Ambient music is difficult to define as a genre, as its song are not required to conform to stylistic parameters. However, there are some components that are common in the genre. Classic ambient albums are long and cohesive: songs vary from 10 minutes to an hour in length and transitions between songs are smooth. Songs tend to use few instruments and lack vocals. Unlike other genres, ambient music is not recorded live in studio, but rather in post-production where small bits are spliced together. A trend among ambient artists is to use tape recorders to loop elements of a song at random intervals. The nature of its creation makes most musicians work alone rather than in a band.
Ambient music seeks to create an environment (or ambiance, as the name suggests) and envelop the listener in it. Ambient music aims to experiment: because the genre has so few requirements, it leaves room for artists to push the boundaries of music. While some ambient tracks might seem more like sounds than an actual song, other ambient music includes a repetitive beat for the entire song, like Aphex Twin’s “Ptolemy.”
Ambient music dates back to the 1800s with composers Erik Satie and Claude Debussy, but it did not stand as its own genre until artist Brian Eno defined and popularized it in the late 1970s, according to Holr Magazine. While waiting for a flight in Cologne, Germany, Eno was inspired to create a soundscape to accompany the feeling of being in an airport, according to Smithsonian Magazine. Thus, the seminal “Music for Airports” was born. As Eno wrote in a liner note of the album, his goal was to create something “as ignorable as it is interesting.”

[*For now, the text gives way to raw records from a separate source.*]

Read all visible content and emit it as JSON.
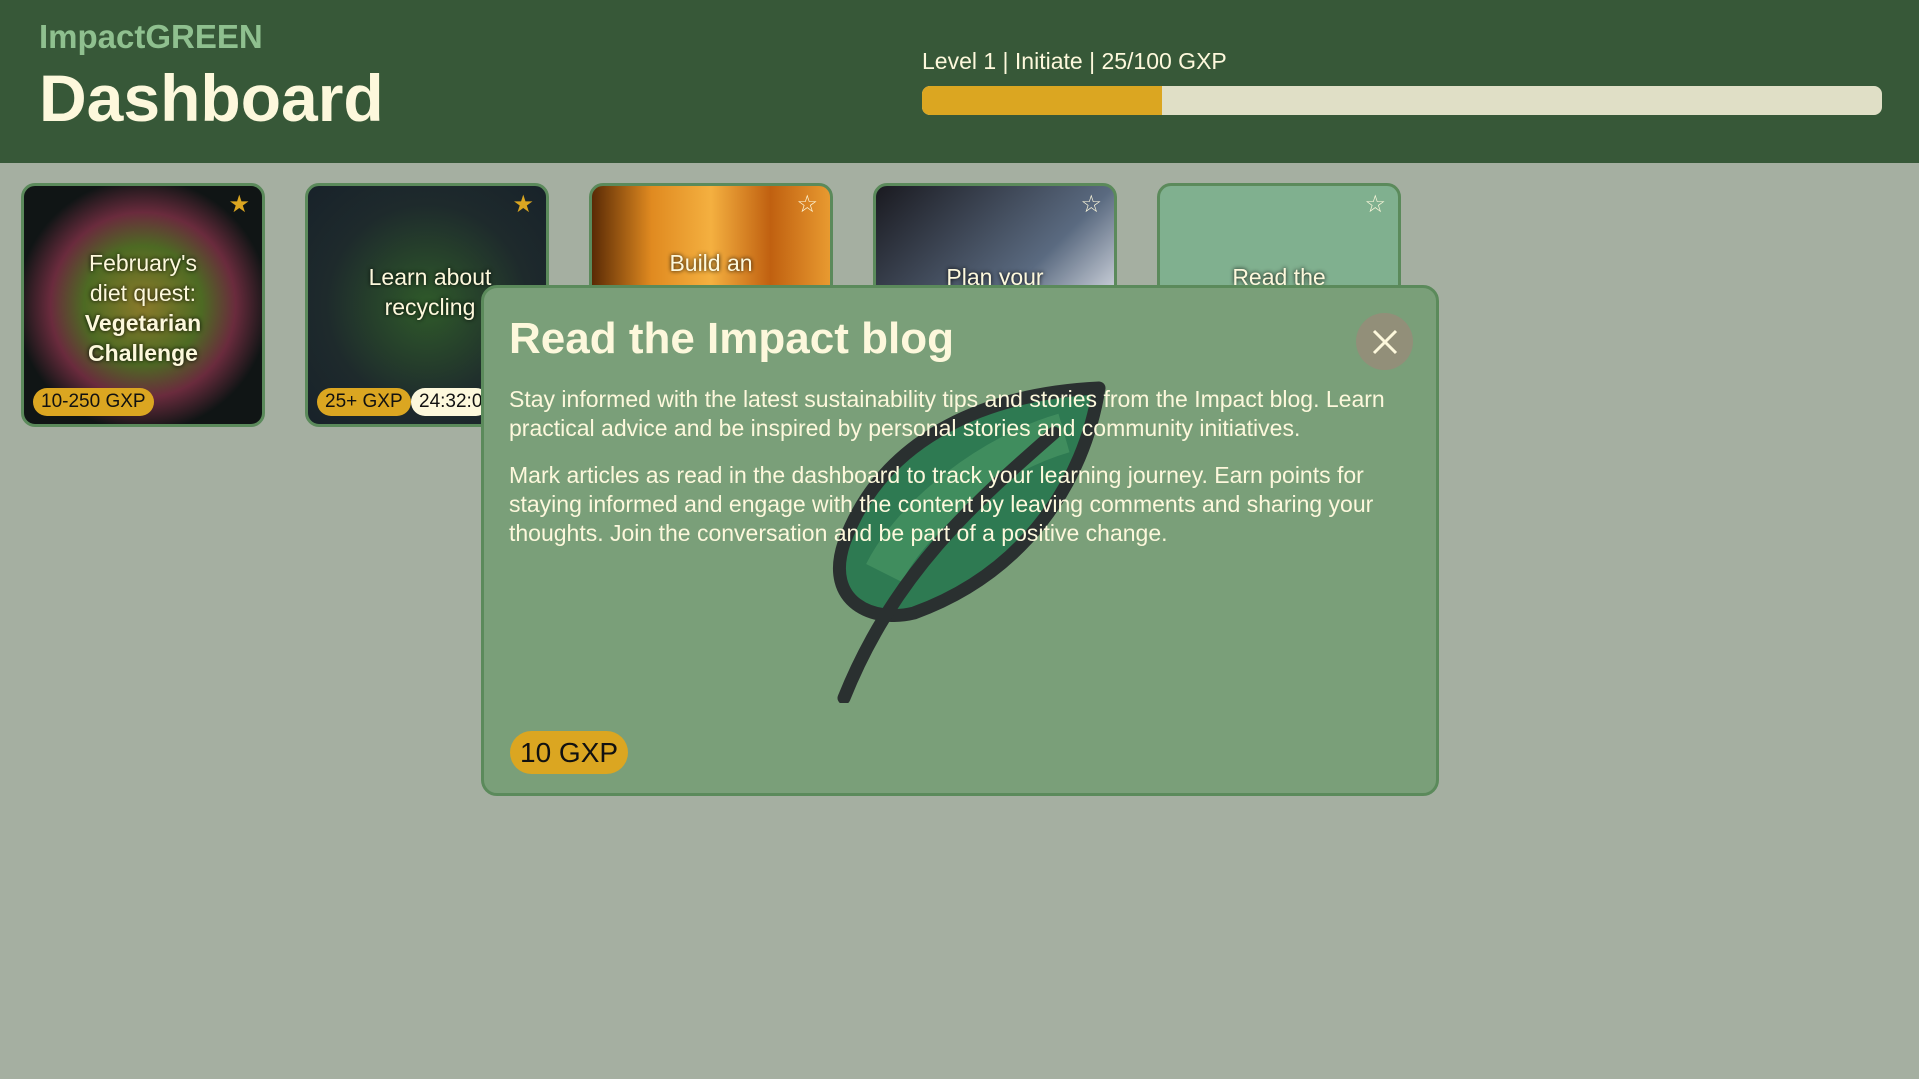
{
  "header": {
    "brand": "ImpactGREEN",
    "title": "Dashboard",
    "level_text": "Level 1 | Initiate | 25/100 GXP",
    "progress_percent": 25,
    "progress_color": "#dba621"
  },
  "cards": [
    {
      "line1": "February's",
      "line2": "diet quest:",
      "line3": "Vegetarian",
      "line4": "Challenge",
      "gxp": "10-250 GXP",
      "starred": true
    },
    {
      "title": "Learn about recycling",
      "gxp": "25+ GXP",
      "timer": "24:32:0",
      "starred": true
    },
    {
      "title": "Build an",
      "starred": false
    },
    {
      "title": "Plan your",
      "starred": false
    },
    {
      "title": "Read the",
      "starred": false
    }
  ],
  "modal": {
    "title": "Read the Impact blog",
    "p1": "Stay informed with the latest sustainability tips and stories from the Impact blog. Learn practical advice and be inspired by personal stories and community initiatives.",
    "p2": "Mark articles as read in the dashboard to track your learning journey. Earn points for staying informed and engage with the content by leaving comments and sharing your thoughts. Join the conversation and be part of a positive change.",
    "gxp": "10 GXP",
    "close_icon": "close-icon"
  }
}
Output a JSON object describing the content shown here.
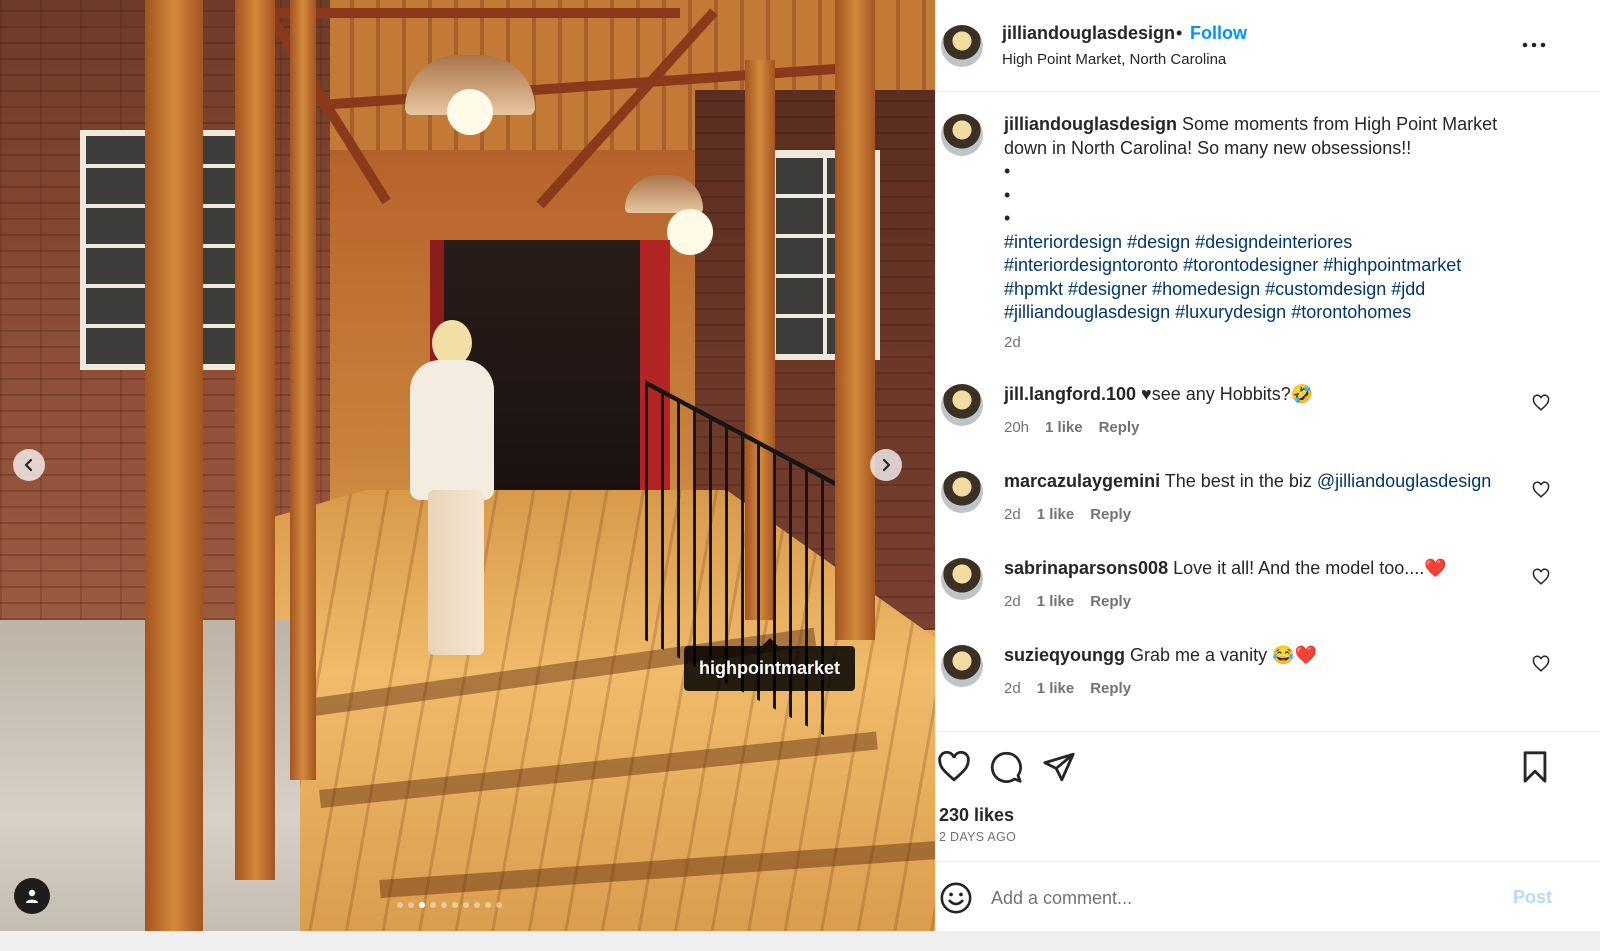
{
  "post": {
    "username": "jilliandouglasdesign",
    "separator": "•",
    "follow_label": "Follow",
    "location": "High Point Market, North Carolina"
  },
  "media": {
    "tag_label": "highpointmarket",
    "carousel_total": 10,
    "carousel_active": 3
  },
  "caption": {
    "username": "jilliandouglasdesign",
    "text": "Some moments from High Point Market down in North Carolina! So many new obsessions!!",
    "bullets": [
      "•",
      "•",
      "•"
    ],
    "hashtags_line1": "#interiordesign #design #designdeinteriores",
    "hashtags_line2": "#interiordesigntoronto #torontodesigner #highpointmarket",
    "hashtags_line3": "#hpmkt #designer #homedesign #customdesign #jdd",
    "hashtags_line4": "#jilliandouglasdesign #luxurydesign #torontohomes",
    "time": "2d"
  },
  "comments": [
    {
      "username": "jill.langford.100",
      "text": "♥see any Hobbits?🤣",
      "mention": "",
      "time": "20h",
      "likes": "1 like",
      "reply": "Reply"
    },
    {
      "username": "marcazulaygemini",
      "text": "The best in the biz ",
      "mention": "@jilliandouglasdesign",
      "time": "2d",
      "likes": "1 like",
      "reply": "Reply"
    },
    {
      "username": "sabrinaparsons008",
      "text": "Love it all! And the model too....❤️",
      "mention": "",
      "time": "2d",
      "likes": "1 like",
      "reply": "Reply"
    },
    {
      "username": "suzieqyoungg",
      "text": "Grab me a vanity 😂❤️",
      "mention": "",
      "time": "2d",
      "likes": "1 like",
      "reply": "Reply"
    }
  ],
  "actions": {
    "likes_count": "230 likes",
    "posted_ago": "2 DAYS AGO"
  },
  "add_comment": {
    "placeholder": "Add a comment...",
    "post_label": "Post"
  },
  "colors": {
    "link_blue": "#0095f6",
    "hashtag_blue": "#00376b",
    "muted_gray": "#737373",
    "post_disabled": "#b3dbff"
  },
  "icons": [
    "more-options-icon",
    "heart-icon",
    "comment-icon",
    "share-icon",
    "bookmark-icon",
    "emoji-icon",
    "chevron-left-icon",
    "chevron-right-icon",
    "user-tag-icon"
  ]
}
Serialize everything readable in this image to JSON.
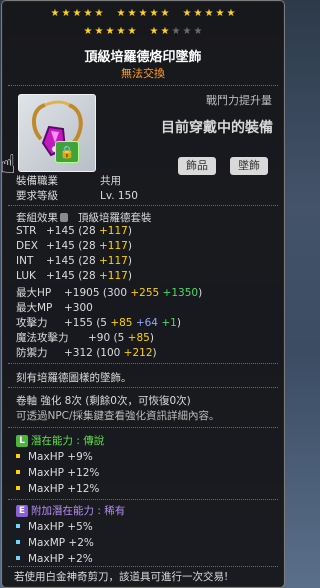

Consisting of disparate piano notes and wordless vocals, “Music for Airports” was recorded using several tape machines that played the notes at different rates, Eno explained at the 1996 Imagination Conference. Later ambient artists expanded upon the tape machine method, such as William Basinski in “Disintegration Loops,” a recording of tapes played over and over as they physically withered away. In the 1990s, ambient music took on another dimension when it was merged with electronic music. Synthesizers and drum machines were added to the mix, as heard in the album “Chill Out” by The KLF, who spearheaded the offshoot genre “ambient house.”
The ambient genre is perpetuated today in movie soundtracks, meditation music and even as the soundscape for the virtual engine sound systems of electric cars. Check out this playlist displaying a variety of ambient songs: